status() {
return this.$store.state.status;
}
},
methods: {
toggleStatus() {
this.$store.commit(`toggleStatus`);
}
}
};
</script>

Vuex also provides helper functions to write this in a nicer way (mapState & mapMutations to name a few)

It’s two different ways of doing the same thing, but:

  • I was happy to avoid writing the connect boilerplate thing anymore.
  • having a build-in way of handling async actions without searching for yet another module (should I use redux-saga instead of redux-thunk?).

A note on documentation

React and Vue have a good documentation.

You need a little time to learn how React’s documentation is structured, but once you get it, it’s ok.

For Vue, I really don’t know how to explain this feeling but in a way I find it too complete 🤨.
All the options are scattered inside categories with sub-categories.

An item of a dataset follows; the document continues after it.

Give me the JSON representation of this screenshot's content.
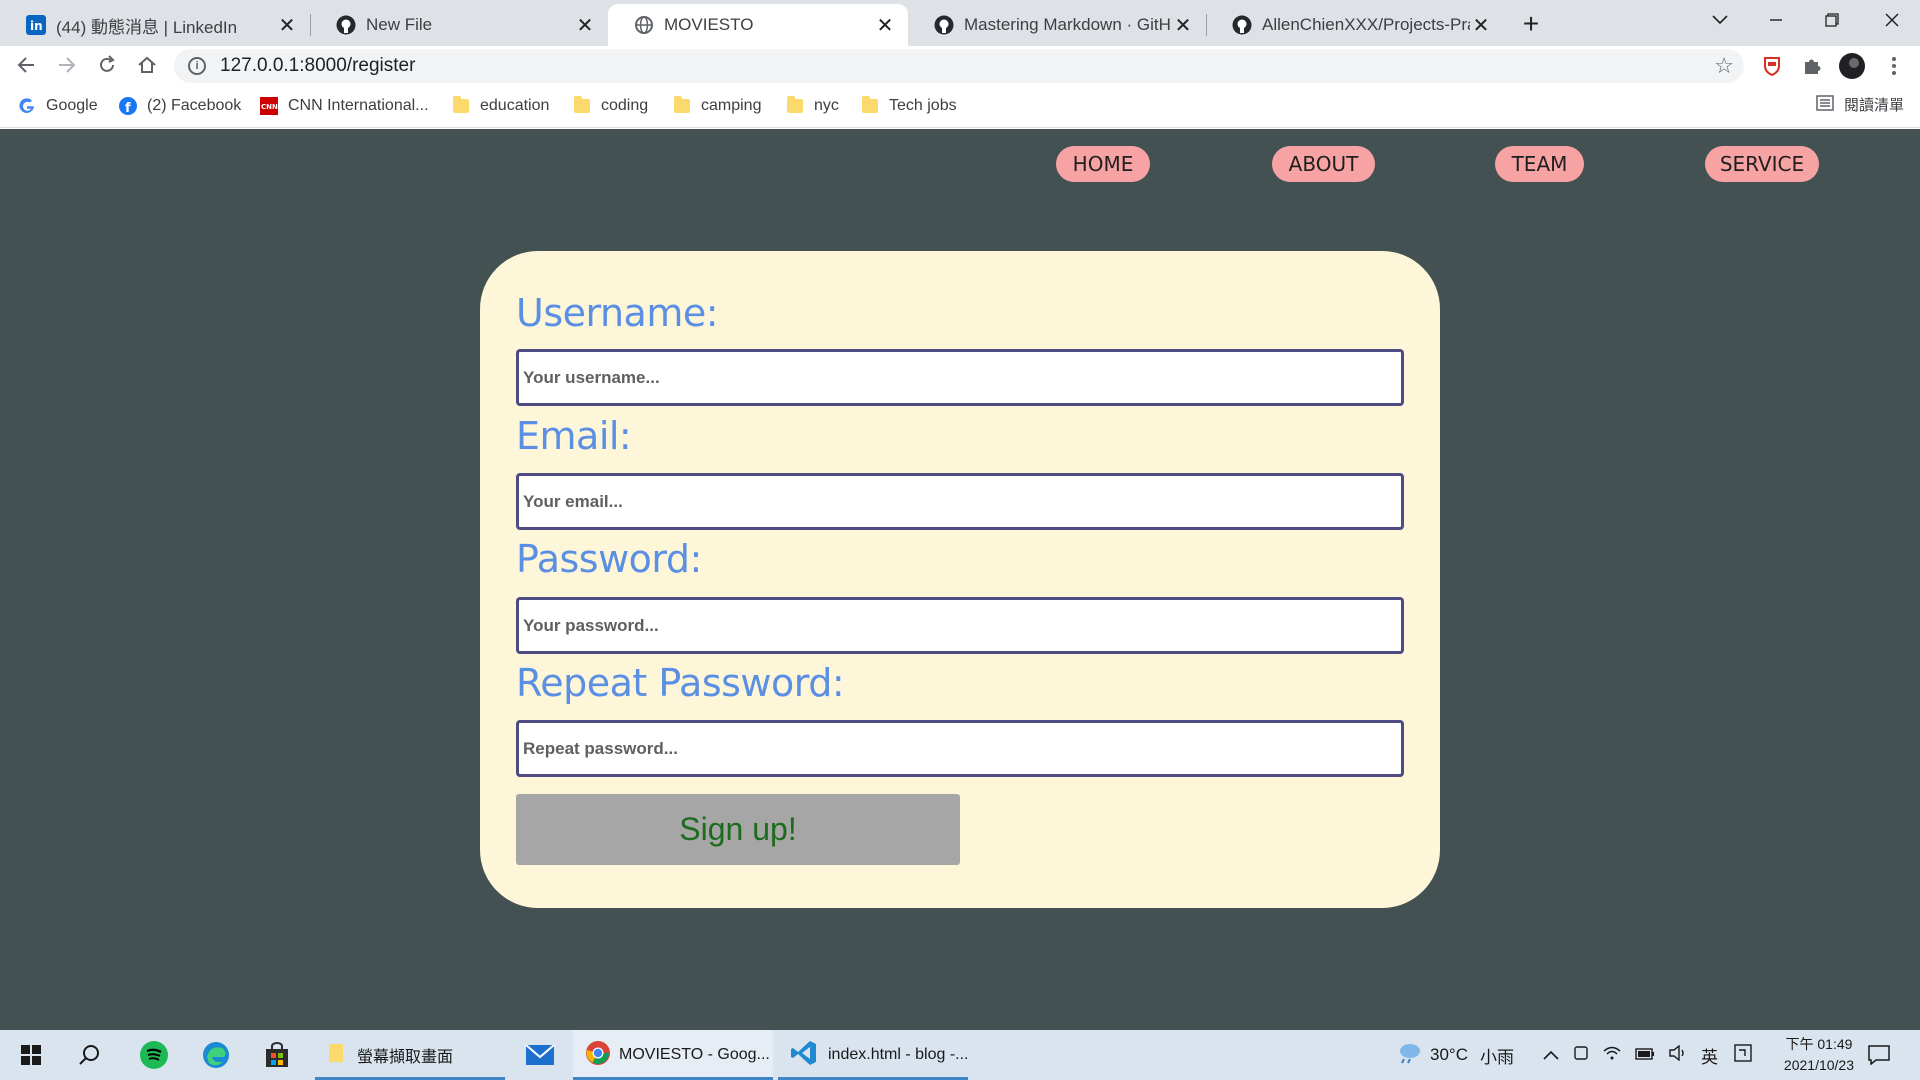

So most of the time I just use the search field.
There’s the vue cheatsheet that can helps, but I miss a big fat example with almost everything used.

Conclusion

React is freedom. They just provide you a minimal thing that works perfectly for what it was created for.

You may have to:

  • Learn a bunch of (useful) concepts like High Order Functions, Immutable, Render props…
  • Choose some of the many modules that will help you make your application
  • Learn how to use them
  • Tight them altogether

Vue is more like: “Oh, you’re a web-developer, let’s write some HTML, CSS & JS together”

  • you feel familiar
  • writing a component logic is just writing a javascript object
  • the team provides some must-have modules
  • those modules integrate quickly in your application
  • …but you’re still free to
    • find other modules
    • code the way you prefer

Again it isn’t about rating those libraries.
They are both carefully crafted by very skilled peoples and fulfill the same mission brilliantly.

But as a web-developer I like webby things… And for me, Vue feels like more webby, and less about coding patterns & code philosophy.